Slater traces the history, personalities and science of ten momentous psychology experiments, from the infamous Stanford obedience experiment to experiments on the construction of false memories, the experimental use of lobotomy, experiments on addiction, compassion and indifference. You've probably heard of many of these experiments -- for example, Elizabeth Loftus's notorious "Lost in the Mall" experiments on false memory -- but if you're like me, you only retained a cursory impression of the experiment and its conclusion. Here, Slater fills in the whole story: the experimenter's personal history, the social upheaval arising from the conclusions drawn, the detractors' arguments. Where possible, Slater interviews the actual experimenter -- when that can't be done, she tracks down experimental subjects, mentors, spouses, anyone who can provide the context.
The book opens with Slater's quest to find Deborah Skinner, BF Skinner's daughter whom "everyone knows" was raised in a sterile, experimental transparent box, and grew up to be a mad broken person, a memorial to her father's terrible hubris. What she discovers is Skinner's descendants, living happy and well (including the supposedly deceased Deborah), and the truth about the Skinner box: it was designed to maximize personal attention from parents, to maximize experimental play by the baby, to minimize harm and punishment arising from a baby's first clumsy gropings. A psychiatrist herself, Slater turns to Skinner's reviled works on political theory -- the supposedly reductionist, cryptofascist tracts that show how a population can be trained into docility -- and discovers in them a humanist streak that matches well with the most progressive ideas of today.

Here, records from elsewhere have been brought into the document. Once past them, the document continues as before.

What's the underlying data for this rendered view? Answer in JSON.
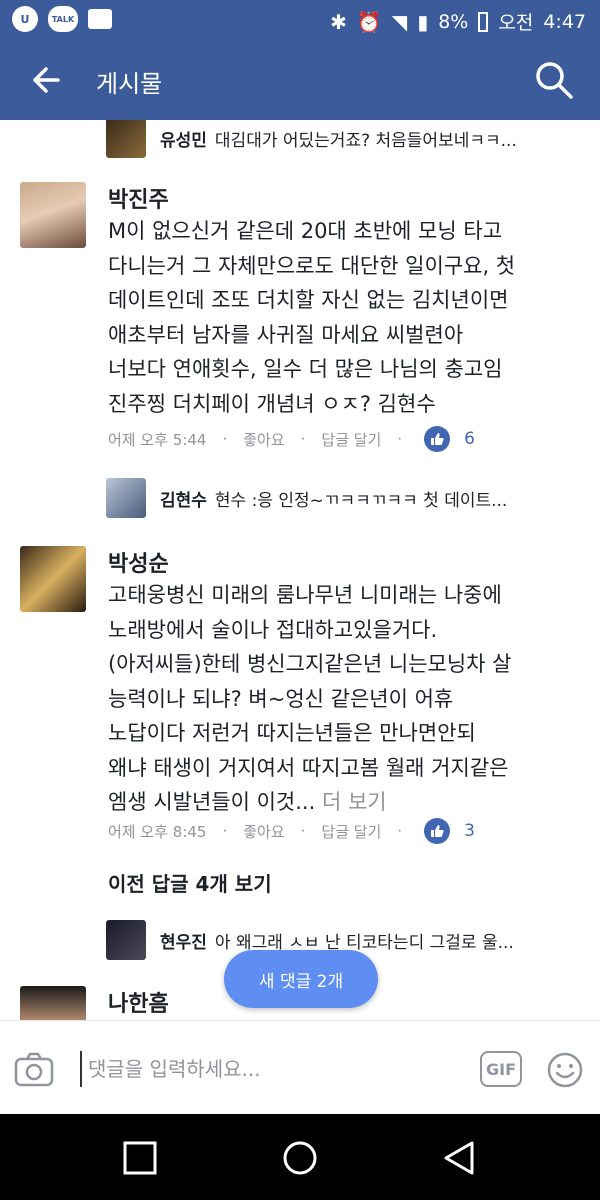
{
  "status_bar": {
    "u_icon": "U",
    "talk_icon": "TALK",
    "battery": "8%",
    "ampm": "오전",
    "time": "4:47"
  },
  "app_bar": {
    "title": "게시물"
  },
  "reply_top": {
    "name": "유성민",
    "text": "대김대가 어딨는거죠? 처음들어보네ㅋㅋ..."
  },
  "comments": [
    {
      "name": "박진주",
      "lines": [
        "M이 없으신거 같은데 20대 초반에 모닝 타고",
        "다니는거 그 자체만으로도 대단한 일이구요, 첫",
        "데이트인데 조또 더치할 자신 없는 김치년이면",
        "애초부터 남자를 사귀질 마세요 씨벌련아",
        "너보다 연애횟수, 일수 더 많은 나님의 충고임",
        "진주찡 더치페이 개념녀 ㅇㅈ? 김현수"
      ],
      "time": "어제 오후 5:44",
      "like": "좋아요",
      "reply": "답글 달기",
      "count": "6"
    },
    {
      "name": "박성순",
      "lines": [
        "고태웅병신 미래의 룸나무년 니미래는 나중에",
        "노래방에서 술이나 접대하고있을거다.",
        "(아저씨들)한테  병신그지같은년 니는모닝차 살",
        "능력이나 되냐? 벼~엉신 같은년이 어휴",
        "노답이다 저런거 따지는년들은 만나면안되",
        "왜냐 태생이 거지여서 따지고봄 월래 거지같은"
      ],
      "last_line": "엠생 시발년들이 이것...",
      "more": "더 보기",
      "time": "어제 오후 8:45",
      "like": "좋아요",
      "reply": "답글 달기",
      "count": "3"
    }
  ],
  "reply_mid": {
    "name": "김현수",
    "text": "현수 :응 인정~ㄲㅋㅋㄲㅋㅋ 첫 데이트..."
  },
  "prev_replies": "이전 답글 4개 보기",
  "reply_bottom": {
    "name": "현우진",
    "text": "아 왜그래 ㅅㅂ 난 티코타는디 그걸로 울..."
  },
  "partial_comment": {
    "name": "나한흠"
  },
  "new_comments_pill": "새 댓글 2개",
  "composer": {
    "placeholder": "댓글을 입력하세요...",
    "gif": "GIF"
  },
  "colors": {
    "brand": "#3b5b9a",
    "like": "#4267b2",
    "pill": "#5e8ef2"
  }
}
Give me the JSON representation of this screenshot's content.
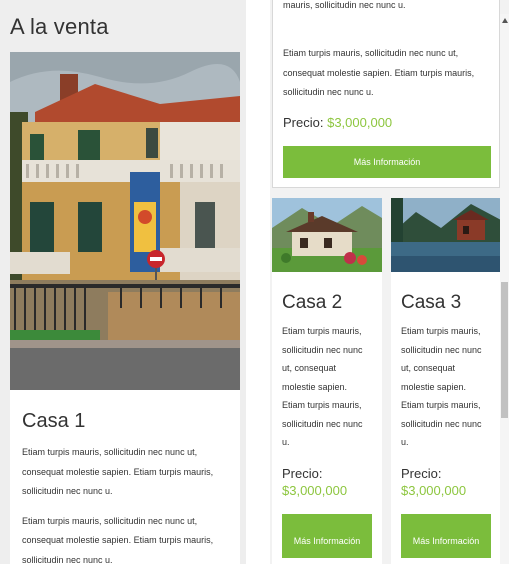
{
  "left_panel": {
    "heading": "A la venta",
    "card": {
      "title": "Casa 1",
      "description_1": "Etiam turpis mauris, sollicitudin nec nunc ut, consequat molestie sapien. Etiam turpis mauris, sollicitudin nec nunc u.",
      "description_2": "Etiam turpis mauris, sollicitudin nec nunc ut, consequat molestie sapien. Etiam turpis mauris, sollicitudin nec nunc u."
    }
  },
  "right_panel": {
    "top_card": {
      "description_tail": "mauris, sollicitudin nec nunc u.",
      "description": "Etiam turpis mauris, sollicitudin nec nunc ut, consequat molestie sapien. Etiam turpis mauris, sollicitudin nec nunc u.",
      "price_label": "Precio:",
      "price_value": "$3,000,000",
      "button_label": "Más Información"
    },
    "cards": [
      {
        "title": "Casa 2",
        "description": "Etiam turpis mauris, sollicitudin nec nunc ut, consequat molestie sapien. Etiam turpis mauris, sollicitudin nec nunc u.",
        "price_label": "Precio:",
        "price_value": "$3,000,000",
        "button_label": "Más Información"
      },
      {
        "title": "Casa 3",
        "description": "Etiam turpis mauris, sollicitudin nec nunc ut, consequat molestie sapien. Etiam turpis mauris, sollicitudin nec nunc u.",
        "price_label": "Precio:",
        "price_value": "$3,000,000",
        "button_label": "Más Información"
      }
    ]
  },
  "colors": {
    "accent_green": "#7bbd3c",
    "price_green": "#8dc63f"
  },
  "icons": {
    "scroll_up": "scroll-up-arrow-icon"
  }
}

From here, Slater moves on to Milgram's obedience experiments, uncovering the identity of one of the subjects in the experiment as well as Milgram's former lab assistants, and unpicks the conclusions of the experiment, and discovers the untold story of the experiment: the subjects, scarred by the simulated execution to which they'd been a party, spent the rest of their lives thinking for themselves, refusing to go along to get along.
From there, Slater goes on to look at Rosenhan's psychiatric diagnosis experiment (normal people go to a mental ward, complaining of a voice saying "thud" and are diagnosed as insane, medicated, and finally released "in remission") -- and then re-enacts it, going to many emergency rooms complaining of the same symptoms, to see what happens (she's given antipsychotics, but not held). This is a springboard to discuss Slater's own mental health history (she was institutionalized as a teen), and the ways that diagnosing mental illness have become more concrete and less impressionistic in response to Rosenhan's research.

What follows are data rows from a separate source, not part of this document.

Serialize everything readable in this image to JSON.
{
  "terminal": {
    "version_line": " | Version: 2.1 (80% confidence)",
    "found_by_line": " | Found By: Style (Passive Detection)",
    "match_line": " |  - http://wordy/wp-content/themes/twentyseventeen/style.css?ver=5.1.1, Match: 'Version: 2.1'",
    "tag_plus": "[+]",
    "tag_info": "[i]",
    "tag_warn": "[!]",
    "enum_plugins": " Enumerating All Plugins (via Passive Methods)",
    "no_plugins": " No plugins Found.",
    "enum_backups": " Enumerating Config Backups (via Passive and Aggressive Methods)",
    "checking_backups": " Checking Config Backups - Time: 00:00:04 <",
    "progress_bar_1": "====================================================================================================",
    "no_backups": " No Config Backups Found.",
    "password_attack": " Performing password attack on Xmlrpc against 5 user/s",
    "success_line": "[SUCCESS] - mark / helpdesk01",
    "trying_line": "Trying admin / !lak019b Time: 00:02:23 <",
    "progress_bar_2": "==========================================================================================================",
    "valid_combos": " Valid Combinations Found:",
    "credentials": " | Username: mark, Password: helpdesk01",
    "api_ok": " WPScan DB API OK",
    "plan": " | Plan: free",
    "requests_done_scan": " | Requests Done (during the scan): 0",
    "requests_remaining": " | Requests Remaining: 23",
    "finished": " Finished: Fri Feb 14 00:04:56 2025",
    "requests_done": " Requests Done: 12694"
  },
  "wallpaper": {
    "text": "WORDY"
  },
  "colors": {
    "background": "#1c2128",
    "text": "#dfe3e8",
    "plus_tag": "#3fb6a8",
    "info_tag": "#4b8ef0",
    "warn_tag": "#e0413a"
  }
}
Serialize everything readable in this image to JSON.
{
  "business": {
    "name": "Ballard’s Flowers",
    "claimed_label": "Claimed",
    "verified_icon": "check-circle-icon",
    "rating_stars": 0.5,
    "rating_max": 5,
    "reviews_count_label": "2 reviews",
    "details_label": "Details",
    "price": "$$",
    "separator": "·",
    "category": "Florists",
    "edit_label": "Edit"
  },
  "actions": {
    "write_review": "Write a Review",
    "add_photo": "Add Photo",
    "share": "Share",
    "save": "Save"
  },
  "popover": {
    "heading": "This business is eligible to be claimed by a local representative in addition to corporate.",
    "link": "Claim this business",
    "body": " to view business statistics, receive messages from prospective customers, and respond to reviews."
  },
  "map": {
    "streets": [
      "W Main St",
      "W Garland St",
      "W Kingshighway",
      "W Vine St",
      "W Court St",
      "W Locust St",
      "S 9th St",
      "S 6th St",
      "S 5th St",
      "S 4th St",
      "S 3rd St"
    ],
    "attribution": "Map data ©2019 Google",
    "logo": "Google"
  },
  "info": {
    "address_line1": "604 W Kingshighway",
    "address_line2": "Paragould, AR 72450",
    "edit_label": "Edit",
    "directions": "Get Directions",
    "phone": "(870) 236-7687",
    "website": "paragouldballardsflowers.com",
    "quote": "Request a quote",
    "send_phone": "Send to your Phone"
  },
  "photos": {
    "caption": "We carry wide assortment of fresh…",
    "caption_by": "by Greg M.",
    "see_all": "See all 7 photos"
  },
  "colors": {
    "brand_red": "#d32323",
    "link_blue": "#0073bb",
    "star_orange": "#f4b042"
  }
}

And on: research into how and why we freeze in emergencies, into how bystanders could allow Kitty Genovese to be brutally murdered while they watched from their apartment windows, on Festinger's extraordinarily cruel experiments on separating monkeys from their mothers and the compassionate results that he came up with, on Bruce Alexander's shocking conclusions on the biological basis for addiction, and then onto the use of drugs and surgery to alter the brain.
Shot through this is Slater's life story, the conflicts with her family, and her compassion for the researchers, even the ones who are unequivocal monsters. Her style is lush, bordering on florid, filled with poesy and metaphor, and though it sometimes gets in the way, it mostly does its job and makes every detail vivid and memorable, every puzzle fascinating and frustrating.
This is a great book, about great things, many of them done by bad people. The ten experiments that Slater investigates have shaped the world we live in, informing our theories of the mind, our penal system, government, education, relationships, employment -- all of it. I love secret histories, and this one is a doozy.
Update: After its initial publication in 2004, this book generated a lot of controversy; this Salon article does a great job of summing up both sides of the debate (Thanks, Goldfroggy!)